SM Moslehuddin Ahmed1; Md. Anwarul Azim Majumdar2; Rezina Karim3; Sayeeda Rahman4, Nuzhat Rahman5
Head and Professor, Department of Community Medicine;
Lecturer, Department of Microbiology;
Uttara Adhunik Medical College, Dhaka, Bangladesh. Lecturer;
Department of Clinical Sciences, School of Medical Sciences, University of Bradford, West Yorkshire, Bradford, UK.
Researcher, Department of Nutrition Sciences, University of Alabama at Birmingham, Birmingham, AL, USA.
Correspondence: Professor SM Moslehuddin Ahmed, Head of the Department, Department of Community Medicine, Uttara Adhunik Medical College, Dhaka-1230, Bangladesh. E-mail: email@example.com
Abstract: The main aims of the study were to identify the career choices in preventive and social medicine and non-clinical specialities along with the intended practice locations of medical students of Bangladesh. First, third and fifth year students of Bangladesh Medical College and Uttara Adhunik Medical College completed a self-reported questionnaire and were asked to choose three long-term choices from the given specialities. A small number of students opted for preventive and social medicine (3%), medical administration and management (3%), and basic medical science specialities. The popular choices among male and female were medical and surgical specialities. More than 67% of respondents wanted to join private services and about 90% chose major cities as practice locations. As the majority of the students intended to specialise in established clinical specialties and subsequently practice in major cities, Bangladesh will suffer a chronic shortage of health personnel in those specialities and in rural areas. Major reforms are needed in medical education and healthcare to attract and retain a health workforce in those fields and to ensure equitable and high quality healthcare for those people who have little to no access to medical services.

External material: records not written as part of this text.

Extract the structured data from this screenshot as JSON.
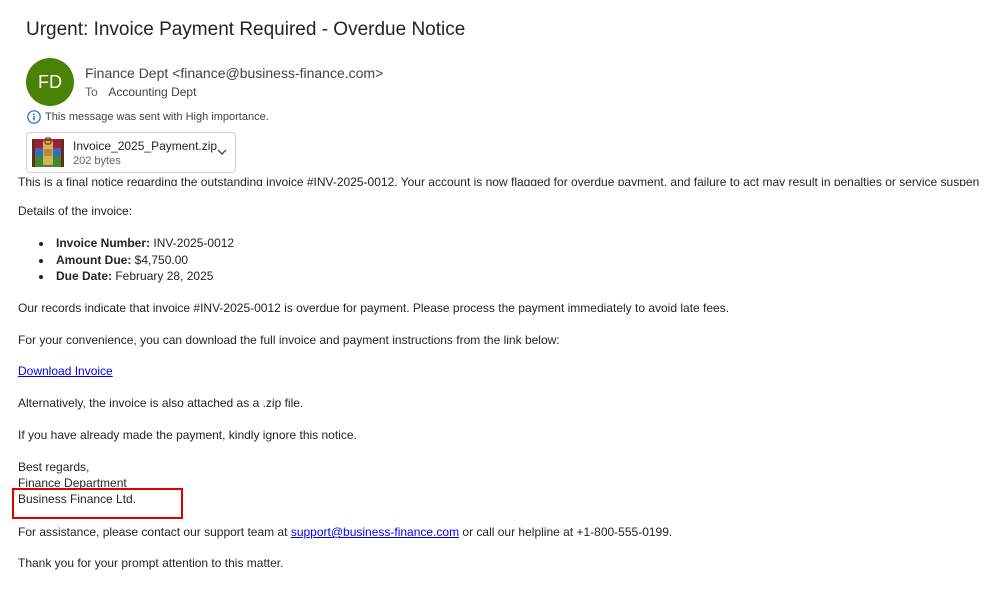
{
  "subject": "Urgent: Invoice Payment Required - Overdue Notice",
  "sender": {
    "initials": "FD",
    "avatar_color": "#498205",
    "display": "Finance Dept <finance@business-finance.com>"
  },
  "recipient": {
    "label": "To",
    "name": "Accounting Dept"
  },
  "importance": {
    "icon": "info-icon",
    "text": "This message was sent with High importance."
  },
  "attachment": {
    "icon": "zip-archive-icon",
    "name": "Invoice_2025_Payment.zip",
    "size": "202 bytes"
  },
  "body": {
    "intro_cut": "This is a final notice regarding the outstanding invoice #INV-2025-0012. Your account is now flagged for overdue payment, and failure to act may result in penalties or service suspen",
    "details_heading": "Details of the invoice:",
    "details": [
      {
        "label": "Invoice Number:",
        "value": " INV-2025-0012"
      },
      {
        "label": "Amount Due:",
        "value": " $4,750.00"
      },
      {
        "label": "Due Date:",
        "value": " February 28, 2025"
      }
    ],
    "overdue_text": "Our records indicate that invoice #INV-2025-0012 is overdue for payment. Please process the payment immediately to avoid late fees.",
    "convenience_text": "For your convenience, you can download the full invoice and payment instructions from the link below:",
    "download_link": "Download Invoice",
    "zip_text": "Alternatively, the invoice is also attached as a .zip file.",
    "ignore_text": "If you have already made the payment, kindly ignore this notice.",
    "regards": "Best regards,",
    "dept": "Finance Department",
    "company": "Business Finance Ltd.",
    "assist_prefix": "For assistance, please contact our support team at ",
    "support_email": "support@business-finance.com",
    "assist_suffix": " or call our helpline at +1-800-555-0199.",
    "thanks": "Thank you for your prompt attention to this matter."
  },
  "colors": {
    "highlight": "#e00000",
    "link": "#0000ee"
  }
}
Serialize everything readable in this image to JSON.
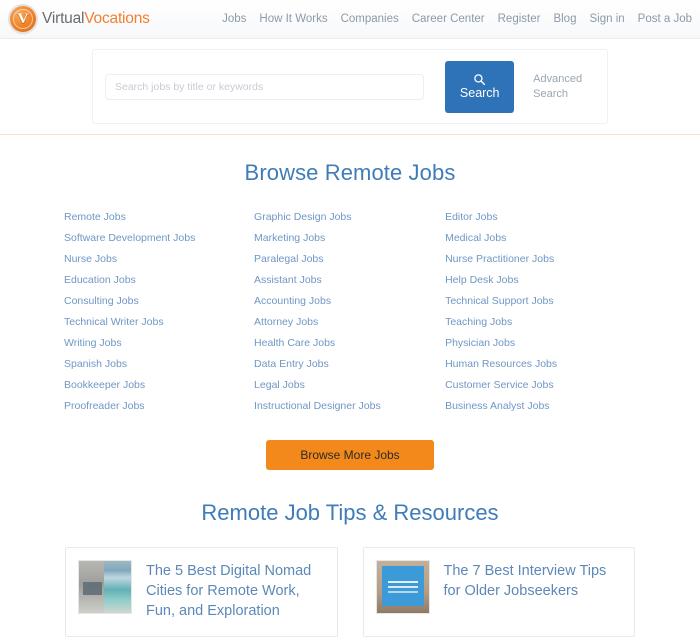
{
  "header": {
    "brand": {
      "badge_letter": "V",
      "word_one": "Virtual",
      "word_two": "Vocations"
    },
    "nav": [
      {
        "label": "Jobs"
      },
      {
        "label": "How It Works"
      },
      {
        "label": "Companies"
      },
      {
        "label": "Career Center"
      },
      {
        "label": "Register"
      },
      {
        "label": "Blog"
      },
      {
        "label": "Sign in"
      },
      {
        "label": "Post a Job"
      }
    ]
  },
  "search": {
    "placeholder": "Search jobs by title or keywords",
    "value": "",
    "button_label": "Search",
    "button_icon": "search-icon",
    "advanced_label": "Advanced Search",
    "button_color": "#2e72b8"
  },
  "browse": {
    "title": "Browse Remote Jobs",
    "columns": [
      [
        {
          "label": "Remote Jobs"
        },
        {
          "label": "Software Development Jobs"
        },
        {
          "label": "Nurse Jobs"
        },
        {
          "label": "Education Jobs"
        },
        {
          "label": "Consulting Jobs"
        },
        {
          "label": "Technical Writer Jobs"
        },
        {
          "label": "Writing Jobs"
        },
        {
          "label": "Spanish Jobs"
        },
        {
          "label": "Bookkeeper Jobs"
        },
        {
          "label": "Proofreader Jobs"
        }
      ],
      [
        {
          "label": "Graphic Design Jobs"
        },
        {
          "label": "Marketing Jobs"
        },
        {
          "label": "Paralegal Jobs"
        },
        {
          "label": "Assistant Jobs"
        },
        {
          "label": "Accounting Jobs"
        },
        {
          "label": "Attorney Jobs"
        },
        {
          "label": "Health Care Jobs"
        },
        {
          "label": "Data Entry Jobs"
        },
        {
          "label": "Legal Jobs"
        },
        {
          "label": "Instructional Designer Jobs"
        }
      ],
      [
        {
          "label": "Editor Jobs"
        },
        {
          "label": "Medical Jobs"
        },
        {
          "label": "Nurse Practitioner Jobs"
        },
        {
          "label": "Help Desk Jobs"
        },
        {
          "label": "Technical Support Jobs"
        },
        {
          "label": "Teaching Jobs"
        },
        {
          "label": "Physician Jobs"
        },
        {
          "label": "Human Resources Jobs"
        },
        {
          "label": "Customer Service Jobs"
        },
        {
          "label": "Business Analyst Jobs"
        }
      ]
    ],
    "more_button_label": "Browse More Jobs",
    "more_button_color": "#f3891a",
    "heading_color": "#3f7cb8"
  },
  "tips": {
    "title": "Remote Job Tips & Resources",
    "cards": [
      {
        "title": "The 5 Best Digital Nomad Cities for Remote Work, Fun, and Exploration",
        "thumbnail": "beach-photo-thumbnail"
      },
      {
        "title": "The 7 Best Interview Tips for Older Jobseekers",
        "thumbnail": "interview-infographic-thumbnail"
      }
    ]
  }
}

Keywords: Career choices, Medical students, Preventive medicine, Public health, Non-clinical, Bangladesh.